How does one play this trill in this Mozart Sonata? Does it mean we play 3 notes (Eb, F, Eb) before the last two notes of the second bar? Or how many trills does one have to play?
Yes, you'll want to play E♭–F–E♭ before the final two sixteenth notes. My personal suggestion is more along the lines of:
But some purists will insist on the rhythm of the D–E♭ being precisely as written, and therefore:
This is where your own interpretation comes into play. I recommend listening to as many recordings of this opening as you can find; you'll find several interpretations of how others have approached this trill, and they can help inform your own interpretation.
User 11684 very helpfully pointed out that the above interpretations are actually not consistent with performance practice of the Classical period. Their answer deserves your attention! Oddly, my four recordings of this sonata all include the top interpretation above.
It seems that the historically accurate interpretations would begin on the upper note, suggesting either:

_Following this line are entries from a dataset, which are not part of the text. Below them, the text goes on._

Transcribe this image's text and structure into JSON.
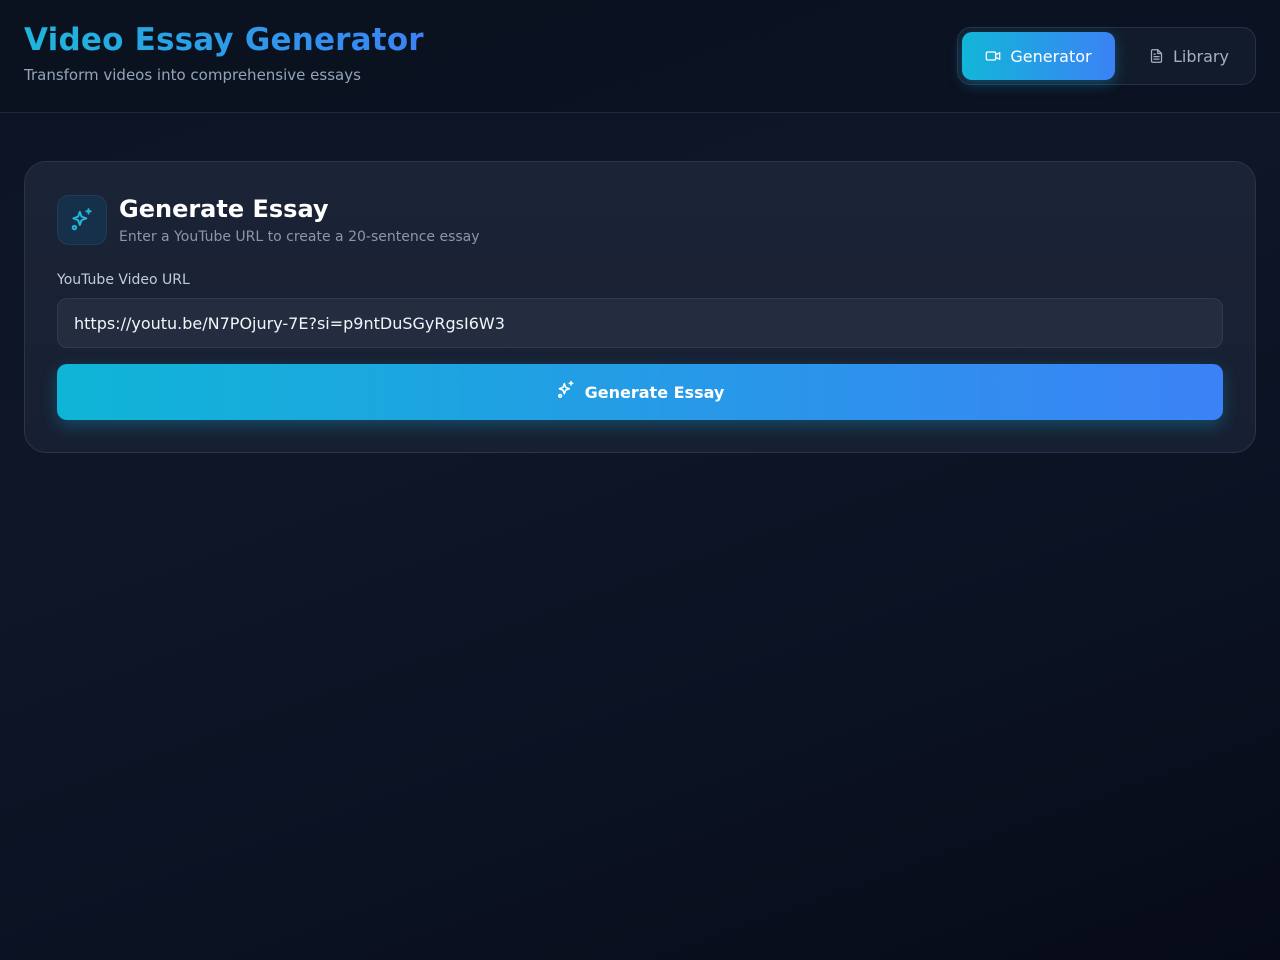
{
  "header": {
    "title": "Video Essay Generator",
    "subtitle": "Transform videos into comprehensive essays"
  },
  "nav": {
    "tabs": [
      {
        "label": "Generator",
        "icon": "video-icon",
        "active": true
      },
      {
        "label": "Library",
        "icon": "document-icon",
        "active": false
      }
    ]
  },
  "card": {
    "icon": "sparkles-icon",
    "title": "Generate Essay",
    "subtitle": "Enter a YouTube URL to create a 20-sentence essay",
    "url_label": "YouTube Video URL",
    "url_value": "https://youtu.be/N7POjury-7E?si=p9ntDuSGyRgsI6W3",
    "button_label": "Generate Essay",
    "button_icon": "sparkles-icon"
  },
  "colors": {
    "accent_start": "#0fb5d6",
    "accent_end": "#3b82f6",
    "background": "#0d1424"
  }
}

Both other answers overlook a crucial point.
In Mozart (and contemporaries and earlier composers) trills should generally start on the upper note, which is the case here. However, many professional pianists do not know this and start on the lower note anyway. This is, historically, simply wrong. There are plenty of sources on this, for example CPE Bach’s Versuch über die wahre Art das Clavier zu spielen talks about this, I believe.
Yes, it’s fast, but it should be “F Eb F Eb D Eb” (with extra “F Eb” added if you have time, but I guess not). The good news is that the sixteenth notes probably are just there to indicate a nachschlag, so you can play them later and shorter than written.
Well, if you can fit two trills there, it's certainly better. At least it's what some performers do, despite the fast tempo. In that case, you certainly do not care about the timing inside the beat and play it basically as one long ornamentation of the quarter Eb note.
I hope my ears don't betray me and here it's really played as Eb--Eb-F-Eb-F-Eb-D-Eb:
The ABRSM edition (pub 1982) - an Urtext edition, as much as is possible with Mozart - has these notes, from Stanley Sadie:
Editorial realizations of ornaments are shown in small notes above the text at the first occurrence of the ornament concerned in each movement. These realizations are based on the leading sources contemporary with Mozart, such as CPE Bach's Versuch über die wahre Art das Clavier zu spielen (1753-62), Leopold Mozart's Versuch einer gründlichen Violinschule (1756) and Daniel Gottlob Türk's Clavierschule (1789)
... in a trill a player should feel free to play more notes, or fewer, as seems right. No ornament that feels awkward to the player, or sounds clumsy, is being satisfactorily realized. A player who wants to vary the realization of ornaments more extensively ... should note that except in very rare circumstances a trill should begin on the upper note in music of this period
The editorial realization given has demisemiquaver (32nd note) F E♭ F E♭ then semiquaver (16th note) D E♭.
Every performance I can find on YouTube is in line with this. The awkwardness involved with a repeated E♭ at this tempo would (IMO) sound terrible.
I must respectfully disagree with almost all the recent comments above. CPE Bach says the following: All embellishments... must not corrupt the purity of the voice leading (Eulenburg edition p 95 point 17 and his examples figure 81). In this case the melodic line is a very obvious ascent up the C minor arpeggio (C to Eb to G) and therefore the F would be a most illogical/ unwelcome note to accentuate or focus on. In music there are always competing rules and we must weigh up (through our ear) which rule offers the most musical solution.